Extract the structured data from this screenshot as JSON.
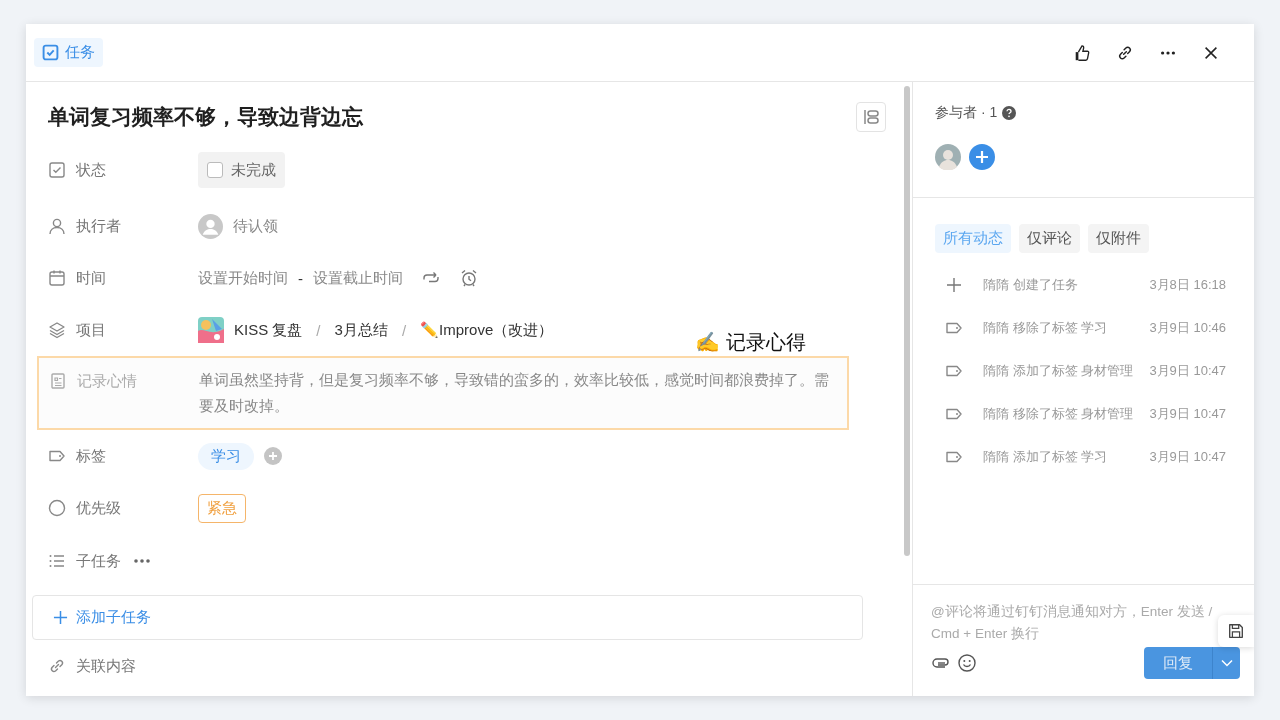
{
  "header": {
    "badge": "任务"
  },
  "title": "单词复习频率不够，导致边背边忘",
  "fields": [
    {
      "kind": "status",
      "label": "状态",
      "value": "未完成",
      "checked": false
    },
    {
      "kind": "assignee",
      "label": "执行者",
      "value": "待认领"
    },
    {
      "kind": "time",
      "label": "时间",
      "start": "设置开始时间",
      "separator": "-",
      "end": "设置截止时间"
    },
    {
      "kind": "project",
      "label": "项目",
      "path": [
        "KISS 复盘",
        "3月总结",
        "✏️Improve（改进）"
      ],
      "separator": "/"
    },
    {
      "kind": "note",
      "label": "记录心情",
      "value": "单词虽然坚持背，但是复习频率不够，导致错的蛮多的，效率比较低，感觉时间都浪费掉了。需要及时改掉。",
      "highlighted": true
    },
    {
      "kind": "tags",
      "label": "标签",
      "tags": [
        "学习"
      ]
    },
    {
      "kind": "priority",
      "label": "优先级",
      "value": "紧急"
    },
    {
      "kind": "subtasks",
      "label": "子任务"
    }
  ],
  "add_subtask": "添加子任务",
  "related": "关联内容",
  "annotation": "✍️ 记录心得",
  "participants": {
    "label": "参与者 · 1"
  },
  "activity_tabs": [
    {
      "label": "所有动态",
      "selected": true
    },
    {
      "label": "仅评论",
      "selected": false
    },
    {
      "label": "仅附件",
      "selected": false
    }
  ],
  "activity": [
    {
      "kind": "create",
      "text": "隋隋 创建了任务",
      "time": "3月8日 16:18"
    },
    {
      "kind": "tag",
      "text": "隋隋 移除了标签 学习",
      "time": "3月9日 10:46"
    },
    {
      "kind": "tag",
      "text": "隋隋 添加了标签 身材管理",
      "time": "3月9日 10:47"
    },
    {
      "kind": "tag",
      "text": "隋隋 移除了标签 身材管理",
      "time": "3月9日 10:47"
    },
    {
      "kind": "tag",
      "text": "隋隋 添加了标签 学习",
      "time": "3月9日 10:47"
    }
  ],
  "comment": {
    "placeholder": "@评论将通过钉钉消息通知对方，Enter 发送 / Cmd + Enter 换行"
  },
  "reply_button": "回复"
}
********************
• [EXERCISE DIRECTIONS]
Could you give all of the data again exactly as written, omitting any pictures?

• [YOUR RESPONSE]
Extract the structured data from this screenshot as JSON.
{
  "header": {
    "badge": "任务"
  },
  "title": "单词复习频率不够，导致边背边忘",
  "fields": [
    {
      "kind": "status",
      "label": "状态",
      "value": "未完成",
      "checked": false
    },
    {
      "kind": "assignee",
      "label": "执行者",
      "value": "待认领"
    },
    {
      "kind": "time",
      "label": "时间",
      "start": "设置开始时间",
      "separator": "-",
      "end": "设置截止时间"
    },
    {
      "kind": "project",
      "label": "项目",
      "path": [
        "KISS 复盘",
        "3月总结",
        "✏️Improve（改进）"
      ],
      "separator": "/"
    },
    {
      "kind": "note",
      "label": "记录心情",
      "value": "单词虽然坚持背，但是复习频率不够，导致错的蛮多的，效率比较低，感觉时间都浪费掉了。需要及时改掉。",
      "highlighted": true
    },
    {
      "kind": "tags",
      "label": "标签",
      "tags": [
        "学习"
      ]
    },
    {
      "kind": "priority",
      "label": "优先级",
      "value": "紧急"
    },
    {
      "kind": "subtasks",
      "label": "子任务"
    }
  ],
  "add_subtask": "添加子任务",
  "related": "关联内容",
  "annotation": "✍️ 记录心得",
  "participants": {
    "label": "参与者 · 1"
  },
  "activity_tabs": [
    {
      "label": "所有动态",
      "selected": true
    },
    {
      "label": "仅评论",
      "selected": false
    },
    {
      "label": "仅附件",
      "selected": false
    }
  ],
  "activity": [
    {
      "kind": "create",
      "text": "隋隋 创建了任务",
      "time": "3月8日 16:18"
    },
    {
      "kind": "tag",
      "text": "隋隋 移除了标签 学习",
      "time": "3月9日 10:46"
    },
    {
      "kind": "tag",
      "text": "隋隋 添加了标签 身材管理",
      "time": "3月9日 10:47"
    },
    {
      "kind": "tag",
      "text": "隋隋 移除了标签 身材管理",
      "time": "3月9日 10:47"
    },
    {
      "kind": "tag",
      "text": "隋隋 添加了标签 学习",
      "time": "3月9日 10:47"
    }
  ],
  "comment": {
    "placeholder": "@评论将通过钉钉消息通知对方，Enter 发送 / Cmd + Enter 换行"
  },
  "reply_button": "回复"
}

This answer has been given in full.